As more businesses use the internet to advertise their goods and services, more business owners are discovering copyright and trademark infringement issues that impact their businesses. People duplicate photos, logos, portions of books, manuals, and websites that they find on the Internet – but they don’t obtain permission from the original owner of the copyrighted work or trademark.
Since business owners are increasingly beginning to understand the value of protecting their trademarks and obtaining copyright registrations for their original works, more cases of trademark and copyright infringement are being filed in federal courts.
Many companies accused of trademark or copyright infringement look to their insurance company to cover the cost of defending these allegations.
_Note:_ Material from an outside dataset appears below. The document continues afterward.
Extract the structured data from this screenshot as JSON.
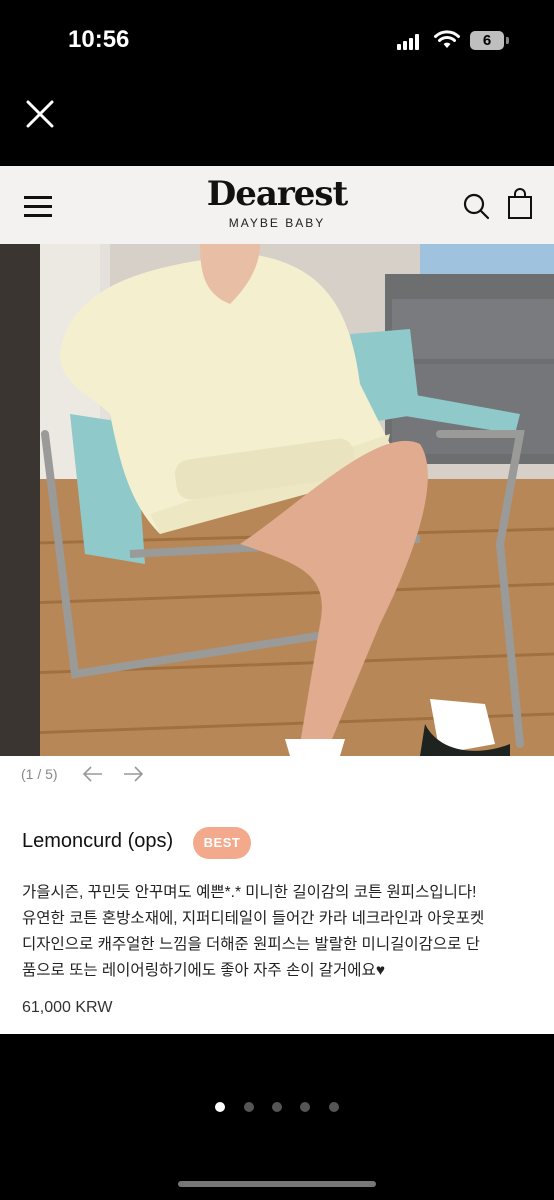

Unfortunately, more often than not, the insurance policy will not cover the defense of infringement claims.
Does Your Business Have Coverage for Trademark or Copyright Infringement?
To determine if your business has the necessary coverage, you should look at your Standard Commercial General Liability policies. There are two types of coverage: Coverage A and Coverage B.
Coverage B might cover “personal and advertising injury liability.” This type of coverage is typically implicated in intellectual property infringement suits. It usually protects a policyholder against liability arising out of certain claims, such as:
- violation of privacy,
- copyright infringement,
- infringing upon another’s trade dress or slogan in “your advertisement”,
- or use of another’s advertising idea.
If you are facing a lawsuit, ask your intellectual property attorney to review your insurance policies to see if the policy will cover the defense of the allegations listed in the complaint. If you do not have a copy of your insurance policy, your attorney should request a copy from your insurer and place the company on notice of the claim as soon as possible.
The insurer must review the complaint and the policy to determine if there is coverage for the allegations stated in the lawsuit. If there is any reasonable possibility that coverage exists to pay for damages claimed under any of the allegations, the insurance carrier is duty bound to provide a defense for the entire lawsuit.
Don’t Wait until a Suit Is Filed: Check Your Coverage Now
The law varies from state to state, so if you are a business owner, take the time to review your Commercial General Liability policy now. Confirm with an experienced IP lawyer that you have purchased Coverage B that includes “personal and advertising injury liability.” If not, consider finding a new policy, so your business is protected before a lawsuit arises.